  • Virginia 277.svg State Route 277

Adjacent counties[]

National protected areas[]

  • Cedar Creek and Belle Grove National Historical Park (part)
  • George Washington National Forest (part)


Historical populations
Census Pop.
1790 19,681
1800 24,744 25.7%
1810 22,574 −8.8%
1820 24,706 9.4%
1830 26,046 5.4%
1840 14,242 −45.3%
1850 15,975 12.2%
1860 16,546 3.6%
1870 16,596 0.3%
1880 17,553 5.8%
1890 17,880 1.9%
1900 13,239 −26.0%
1910 12,787 −3.4%
1920 12,461 −2.5%
1930 13,167 5.7%
1940 14,008 6.4%
1950 17,537 25.2%
1960 21,941 25.1%
1970 28,893 31.7%
1980 34,150 18.2%
1990 45,723 33.9%
2000 59,209 29.5%
2010 78,305 32.3%

As of the census[4] of 2000, there were 59,209 people, 22,097 households, and 16,727 families residing in the county. The population density was 143 people per square mile (55/km²). There were 23,319 housing units at an average density of 56/square mile (22/km²). The racial makeup of the county was 94.99% White, 2.62% Black or African American, 0.16% Native American, 0.66% Asian, 0.02% Pacific Islander, 0.56% from other races, and 1.01% from two or more races. 1.70% of the population were Hispanic or Latino of any race.

There were 22,097 households out of which 36.60% had children under the age of 18 living with them, 62.50% were married couples living together, 8.80% had a female householder with no husband present, and 24.30% were non-families. 19.20% of all households were made up of individuals and 6.80% had someone living alone who was 65 years of age or older. The average household size was 2.64 and the average family size was 3.02.

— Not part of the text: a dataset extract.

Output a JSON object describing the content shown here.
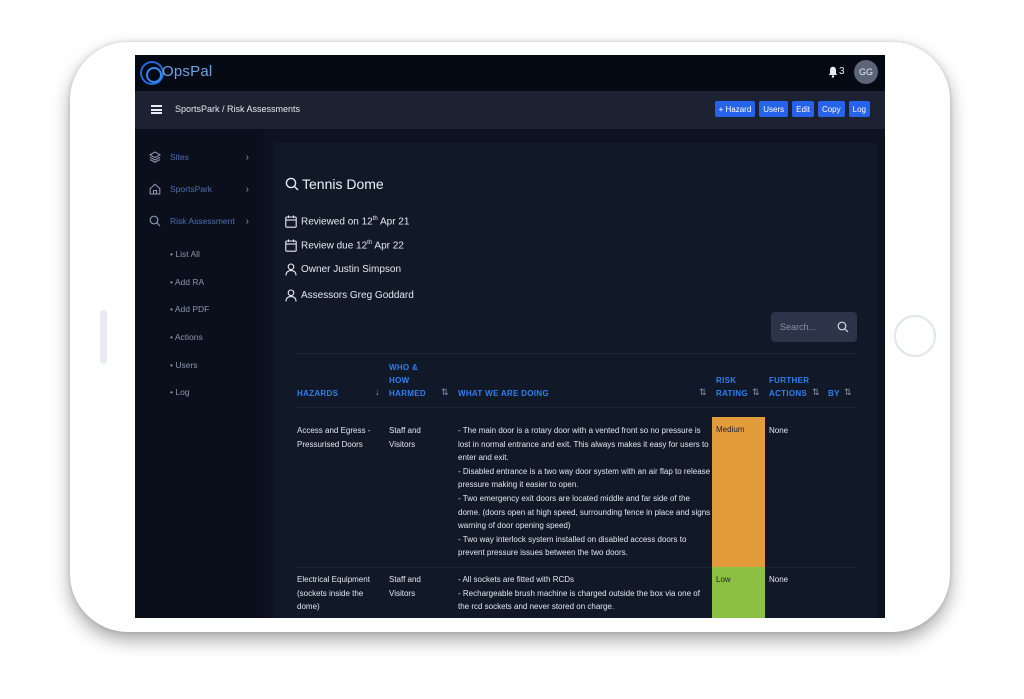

In the county, the population was spread out with 26.40% under the age of 18, 7.00% from 18 to 24, 31.90% from 25 to 44, 24.10% from 45 to 64, and 10.60% who were 65 years of age or older. The median age was 37 years. For every 100 females there were 100.10 males. For every 100 females age 18 and over, there were 96.70 males.

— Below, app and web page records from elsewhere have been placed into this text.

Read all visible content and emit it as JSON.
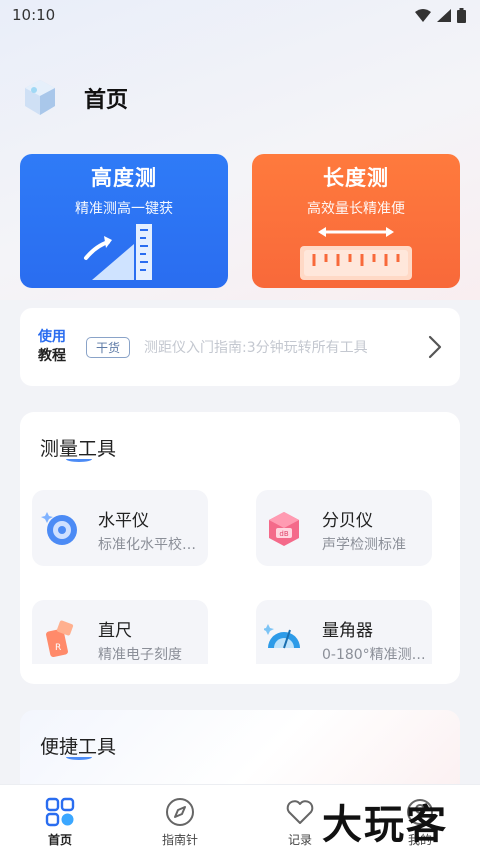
{
  "status_bar": {
    "time": "10:10"
  },
  "header": {
    "title": "首页"
  },
  "feature_cards": [
    {
      "title": "高度测",
      "subtitle": "精准测高一键获",
      "color": "#2a6df0"
    },
    {
      "title": "长度测",
      "subtitle": "高效量长精准便",
      "color": "#f8693a"
    }
  ],
  "tutorial": {
    "label_line1": "使用",
    "label_line2": "教程",
    "badge": "干货",
    "text": "测距仪入门指南:3分钟玩转所有工具"
  },
  "measure_tools": {
    "title": "测量工具",
    "items": [
      {
        "name": "水平仪",
        "desc": "标准化水平校…",
        "icon": "level-icon"
      },
      {
        "name": "分贝仪",
        "desc": "声学检测标准",
        "icon": "decibel-icon"
      },
      {
        "name": "直尺",
        "desc": "精准电子刻度",
        "icon": "ruler-icon"
      },
      {
        "name": "量角器",
        "desc": "0-180°精准测…",
        "icon": "protractor-icon"
      }
    ]
  },
  "quick_tools": {
    "title": "便捷工具"
  },
  "tabbar": {
    "items": [
      {
        "label": "首页",
        "icon": "home-grid-icon",
        "active": true
      },
      {
        "label": "指南针",
        "icon": "compass-icon",
        "active": false
      },
      {
        "label": "记录",
        "icon": "heart-icon",
        "active": false
      },
      {
        "label": "我的",
        "icon": "profile-icon",
        "active": false
      }
    ]
  },
  "watermark": {
    "text": "大玩客"
  },
  "colors": {
    "accent_blue": "#2a6df0",
    "accent_orange": "#f8693a"
  }
}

The median income for a household in the county was $46,941, and the median income for a family was $52,281. Males had a median income of $35,705 versus $25,046 for females. The per capita income for the county was $21,080. About 4.00% of families and 6.40% of the population were below the poverty line, including 7.30% of those under age 18 and 6.90% of those age 65 or over.

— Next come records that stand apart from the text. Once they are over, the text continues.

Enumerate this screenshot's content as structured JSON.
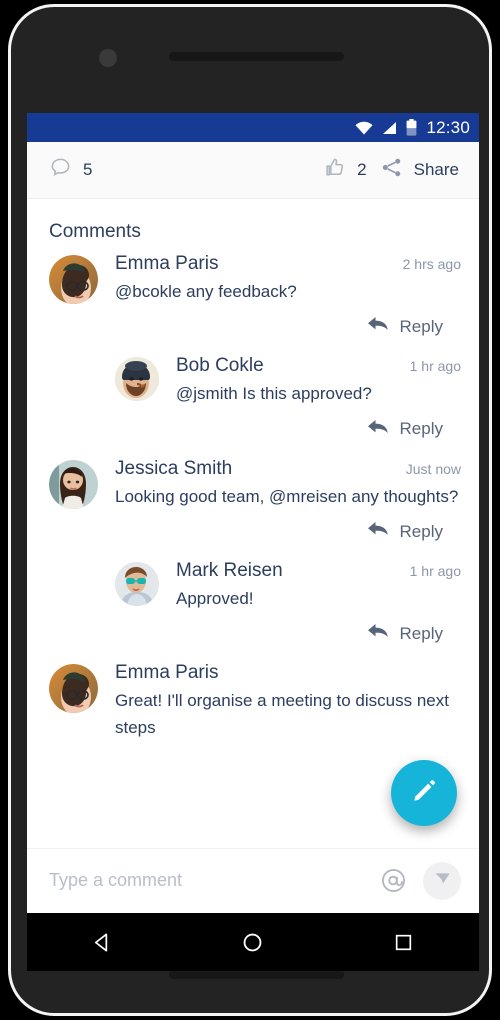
{
  "status_bar": {
    "time": "12:30",
    "icons": [
      "wifi-icon",
      "signal-icon",
      "battery-icon"
    ],
    "background_color": "#173a94"
  },
  "action_bar": {
    "comment_icon": "comment-bubble-icon",
    "comment_count": "5",
    "like_icon": "thumbs-up-icon",
    "like_count": "2",
    "share_icon": "share-icon",
    "share_label": "Share",
    "background_color": "#fafafa"
  },
  "comments_section": {
    "title": "Comments",
    "reply_label": "Reply",
    "reply_icon": "reply-arrow-icon",
    "comments": [
      {
        "name": "Emma Paris",
        "time": "2 hrs ago",
        "text": "@bcokle  any feedback?",
        "level": 1,
        "avatar": "emma-paris-avatar"
      },
      {
        "name": "Bob Cokle",
        "time": "1 hr ago",
        "text": "@jsmith  Is this approved?",
        "level": 2,
        "avatar": "bob-cokle-avatar"
      },
      {
        "name": "Jessica Smith",
        "time": "Just now",
        "text": "Looking good team, @mreisen any thoughts?",
        "level": 1,
        "avatar": "jessica-smith-avatar"
      },
      {
        "name": "Mark Reisen",
        "time": "1 hr ago",
        "text": "Approved!",
        "level": 2,
        "avatar": "mark-reisen-avatar"
      },
      {
        "name": "Emma Paris",
        "time": "",
        "text": "Great! I'll organise a meeting to discuss next steps",
        "level": 1,
        "avatar": "emma-paris-avatar"
      }
    ]
  },
  "fab": {
    "icon": "pencil-edit-icon",
    "color": "#16b4d8"
  },
  "composer": {
    "placeholder": "Type a comment",
    "value": "",
    "mention_icon": "at-mention-icon",
    "send_icon": "send-paper-plane-icon"
  },
  "android_nav": {
    "back": "back-triangle-icon",
    "home": "home-circle-icon",
    "recents": "recents-square-icon"
  }
}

Map of Frederick County, Virginia with Municipal and Magisterial District Labels

Incorporated Towns[]

  • Middletown
  • Stephens City

Unincorporated Communities[]

  • Albin
  • Armel
  • Bartonsville
  • Brucetown
  • Burnt Factory
  • Cedar Grove
  • Cedar Hill
  • Clear Brook
  • Cross Junction
  • De Haven
  • Gainesboro
  • Good
  • Gore
  • Gravel Springs
  • Green Spring
  • Grimes
  • Hayfield
  • Indian Hollow
  • Jordan Springs
  • Kernstown
  • Klines Mill
  • Leetown
  • Lehew
  • Marlboro
  • McQuire
  • Meadow Mills
  • Mount Pleasant
  • Mount Williams
  • Mountain Falls
  • Mountain Falls Park
  • Nain
  • Opequon
  • Parkins Mills
  • Rest
  • Reynolds Store
  • Ridings Mill
  • Rock Enon Springs
  • Round Hill
  • Shawnee Land
  • Shockeysville
  • Siler
  • Star Tannery
  • Stephenson
  • Vaucluse
  • Welltown
  • Whitacre
  • White Hall
  • Wilde Acres


Frederick County is served by Frederick County Public Schools, which includes several middle, elementary, and high schools. Frederick County is also part of the region served by the Mountain Vista Governor's School that offers upper level classes to intellectually gifted high school students.

County Seat[]

Note: Winchester, like all cities under Virginia law, is an independent city—politically independent of any county.

See also[]

  • National Register of Historic Places listings in Frederick County, Virginia
  • List of routes in Frederick County, Virginia


  1. ^ [1]. 2010 U.S. Census Data: Virginia. Retrieved February 16, 2011
  2. ^ "Find a County". National Association of Counties. Retrieved 2011-06-07. 
  3. ^, Article I, Section 2
  4. ^ "American FactFinder". United States Census Bureau. Retrieved 2008-01-31. 

External links[]

Template:Frederick County, Virginia in the American Civil War

Coordinates: 39°13′N 78°16′W / 39.21, -78.26

This page uses content from the English language Wikipedia. The original content was at Frederick County, Virginia. The list of authors can be seen in the page history. As with this Familypedia wiki, the content of Wikipedia is available under the Creative Commons License.